Steel stacks lit at night at the defunct Bethlehem Steel Plant in Pennsylvania, which is now a park and entertainment centre (Carol Bell/Dreamstime)

Trump’s tariffs would destroy 28,000 construction jobs, report says

7 March 2018 | By GCR Staff 0 Comments

The US construction industry may lose more than 28,000 jobs if Donald Trump’s plan to raise tariffs on imported steel and aluminium goes ahead, a pro-free trade think tank has warned.

And construction of an Electrolux factory in Tennessee has been put on hold after the US president’s controversial announcement last week that he would slap a 25% increase on imported steel and 10% on aluminium to protect American jobs.

The fallout from the surprise announcement continues, with Trump’s own Republican party expressing “extreme worry” at the prospect of a trade war. And last night Trump’s top economic advisor, Gary Cohn, resigned, with Bloomberg reporting that Cohn’s resignation came after he refused to support the tariffs in a meeting with Trump earlier in the day.

While Trump claims tariffs would create jobs in America’s steel and aluminium sectors, a Washington, DC, thinktank, Trade Partnership, warned that such a policy would “reverberate throughout” the economy, costing more jobs than it would gain as it pushed up the cost of the metals.

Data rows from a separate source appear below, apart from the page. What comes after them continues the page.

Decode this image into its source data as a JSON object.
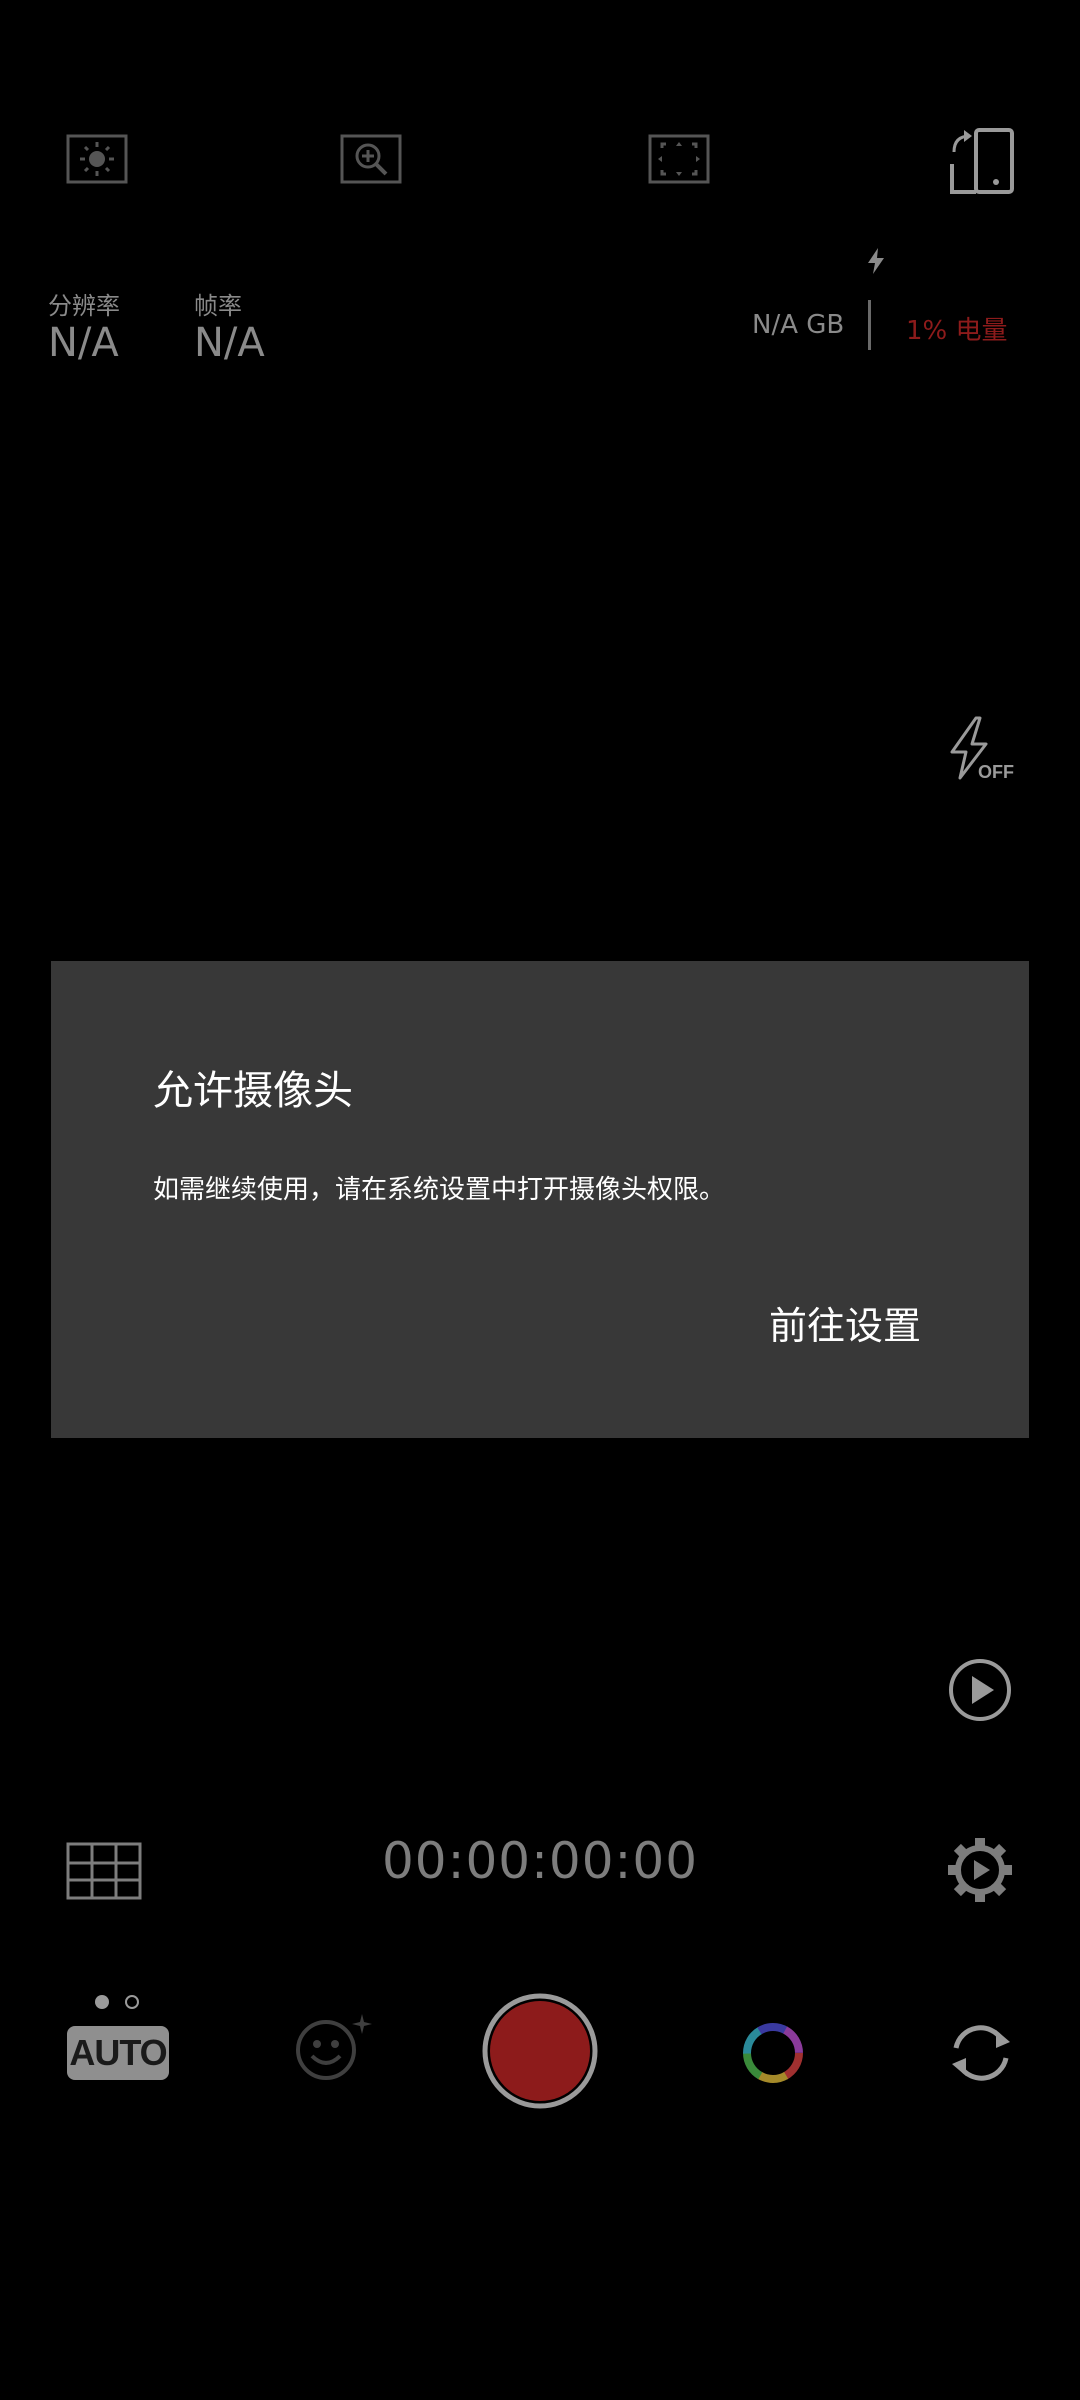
{
  "status": {
    "resolution_label": "分辨率",
    "resolution_value": "N/A",
    "framerate_label": "帧率",
    "framerate_value": "N/A",
    "storage": "N/A GB",
    "battery": "1% 电量"
  },
  "flash": {
    "state": "OFF"
  },
  "dialog": {
    "title": "允许摄像头",
    "message": "如需继续使用，请在系统设置中打开摄像头权限。",
    "button": "前往设置"
  },
  "recording": {
    "timer": "00:00:00:00"
  },
  "mode": {
    "label": "AUTO"
  },
  "colors": {
    "record_red": "#8d1b1b",
    "battery_red": "#8d1b1b",
    "dialog_bg": "#383838"
  }
}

Its report this week said around 33,400 jobs would be created in the iron and steel sectors, but that 179,000 jobs would be lost in other sectors – including 28,000 in construction – leading to a net job loss of 146,000. It said five jobs in manufacturing and construction would be lost for every one gained in the iron and steel sector.

Springfield, Tennessee, where Electrolux was planning to build its factory (YouTube)

As well as making buildings more expensive, the move may act as a disincentive to invest in the US for those companies that make things with US steel and aluminium.

One of the first reactions from companies was made by Swedish white goods maker Electrolux, which called a time out to plans to build a $250m factory in Springfield, Tennessee while it evaluates the impact of Donald Trump’s decision, which would increase its production costs.

A spokesperson for the company, the largest white goods maker in Europe, told the Reuters news agency: “We are putting it on hold. We believe that tariffs could cause a pretty significant increase in the price of steel on the US market … and damage the overall competitiveness of our operations in the US.”

As well as possibly losing long-term manufacturing jobs, Tennessee could be also be hit by retaliatory tariffs on bourbon brands such as Jack Daniels.

Top image: Steel stacks lit at night at the defunct Bethlehem Steel Plant in Pennsylvania, which is now a park and entertainment centre (Carol Bell/Dreamstime)